[TASK GOAL] Pull every line holding the word "toruinoue" out of the data and copy it.

======== EXERCISE MATERIALS

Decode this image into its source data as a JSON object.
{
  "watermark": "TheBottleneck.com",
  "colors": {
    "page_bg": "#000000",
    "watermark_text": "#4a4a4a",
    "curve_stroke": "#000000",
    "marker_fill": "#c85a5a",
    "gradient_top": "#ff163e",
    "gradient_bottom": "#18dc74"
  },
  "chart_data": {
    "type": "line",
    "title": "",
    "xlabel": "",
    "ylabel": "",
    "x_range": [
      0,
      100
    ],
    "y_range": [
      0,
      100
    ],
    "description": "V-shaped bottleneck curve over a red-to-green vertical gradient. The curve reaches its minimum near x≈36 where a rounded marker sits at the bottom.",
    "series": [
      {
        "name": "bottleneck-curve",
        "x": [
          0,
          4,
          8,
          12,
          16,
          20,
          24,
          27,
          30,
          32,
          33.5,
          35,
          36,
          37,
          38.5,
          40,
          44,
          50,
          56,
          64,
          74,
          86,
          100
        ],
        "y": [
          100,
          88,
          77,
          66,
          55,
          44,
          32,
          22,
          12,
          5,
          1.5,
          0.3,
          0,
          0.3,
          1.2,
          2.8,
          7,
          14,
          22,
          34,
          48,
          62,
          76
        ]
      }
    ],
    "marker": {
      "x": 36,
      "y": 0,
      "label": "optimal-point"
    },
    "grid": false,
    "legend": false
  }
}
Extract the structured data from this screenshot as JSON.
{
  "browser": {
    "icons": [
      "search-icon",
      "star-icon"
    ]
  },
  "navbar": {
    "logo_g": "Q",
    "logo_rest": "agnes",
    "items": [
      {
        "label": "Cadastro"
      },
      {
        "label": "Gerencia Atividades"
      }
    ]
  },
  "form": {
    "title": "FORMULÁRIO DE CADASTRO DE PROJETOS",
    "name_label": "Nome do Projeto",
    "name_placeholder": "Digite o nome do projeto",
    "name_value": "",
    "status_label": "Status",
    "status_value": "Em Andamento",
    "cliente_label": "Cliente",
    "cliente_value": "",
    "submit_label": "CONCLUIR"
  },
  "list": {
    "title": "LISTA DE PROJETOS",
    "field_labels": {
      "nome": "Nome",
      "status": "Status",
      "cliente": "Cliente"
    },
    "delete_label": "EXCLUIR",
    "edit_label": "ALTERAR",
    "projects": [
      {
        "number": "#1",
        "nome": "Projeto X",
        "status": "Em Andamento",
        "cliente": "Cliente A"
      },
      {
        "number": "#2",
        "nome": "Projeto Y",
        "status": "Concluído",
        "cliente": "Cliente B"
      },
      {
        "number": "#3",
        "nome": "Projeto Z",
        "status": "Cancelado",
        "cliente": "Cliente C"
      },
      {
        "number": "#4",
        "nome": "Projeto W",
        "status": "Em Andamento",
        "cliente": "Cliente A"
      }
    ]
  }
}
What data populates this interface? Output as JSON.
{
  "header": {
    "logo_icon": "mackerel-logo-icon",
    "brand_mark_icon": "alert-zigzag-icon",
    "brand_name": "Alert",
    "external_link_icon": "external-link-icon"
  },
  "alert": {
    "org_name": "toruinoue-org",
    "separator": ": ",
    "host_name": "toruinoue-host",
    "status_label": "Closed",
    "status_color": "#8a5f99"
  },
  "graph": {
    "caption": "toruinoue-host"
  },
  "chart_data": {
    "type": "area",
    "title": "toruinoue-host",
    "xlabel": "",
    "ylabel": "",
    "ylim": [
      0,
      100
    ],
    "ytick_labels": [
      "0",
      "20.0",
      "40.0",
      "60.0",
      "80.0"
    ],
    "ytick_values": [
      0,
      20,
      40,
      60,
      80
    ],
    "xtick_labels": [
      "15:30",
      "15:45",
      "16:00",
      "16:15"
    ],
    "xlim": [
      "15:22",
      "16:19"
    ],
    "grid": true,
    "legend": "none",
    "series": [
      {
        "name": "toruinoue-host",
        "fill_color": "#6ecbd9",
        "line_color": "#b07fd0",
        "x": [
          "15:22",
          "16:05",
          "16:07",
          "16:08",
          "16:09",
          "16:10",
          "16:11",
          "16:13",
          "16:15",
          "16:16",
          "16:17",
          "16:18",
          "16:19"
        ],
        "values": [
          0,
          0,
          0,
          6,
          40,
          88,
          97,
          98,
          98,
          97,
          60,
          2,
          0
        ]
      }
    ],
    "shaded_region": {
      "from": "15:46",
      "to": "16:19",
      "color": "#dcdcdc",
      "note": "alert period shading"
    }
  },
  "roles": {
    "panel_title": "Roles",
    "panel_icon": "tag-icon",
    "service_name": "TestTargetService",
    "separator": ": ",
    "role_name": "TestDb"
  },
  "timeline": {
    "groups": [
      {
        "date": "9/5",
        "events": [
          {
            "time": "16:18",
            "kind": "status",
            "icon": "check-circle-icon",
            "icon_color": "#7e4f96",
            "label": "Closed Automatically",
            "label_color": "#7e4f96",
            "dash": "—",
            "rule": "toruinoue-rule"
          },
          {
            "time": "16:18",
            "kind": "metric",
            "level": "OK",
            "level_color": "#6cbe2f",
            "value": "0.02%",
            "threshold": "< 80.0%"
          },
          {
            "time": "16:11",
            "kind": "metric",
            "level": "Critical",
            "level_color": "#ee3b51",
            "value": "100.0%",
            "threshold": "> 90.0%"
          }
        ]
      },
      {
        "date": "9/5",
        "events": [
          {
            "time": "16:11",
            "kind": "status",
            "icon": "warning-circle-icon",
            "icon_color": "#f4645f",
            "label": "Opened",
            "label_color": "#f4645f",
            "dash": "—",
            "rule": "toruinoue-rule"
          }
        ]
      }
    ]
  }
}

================

[RESULT]
    "org_name": "toruinoue-org",
    "host_name": "toruinoue-host",
    "caption": "toruinoue-host"
    "title": "toruinoue-host",
        "name": "toruinoue-host",
            "rule": "toruinoue-rule"
            "rule": "toruinoue-rule"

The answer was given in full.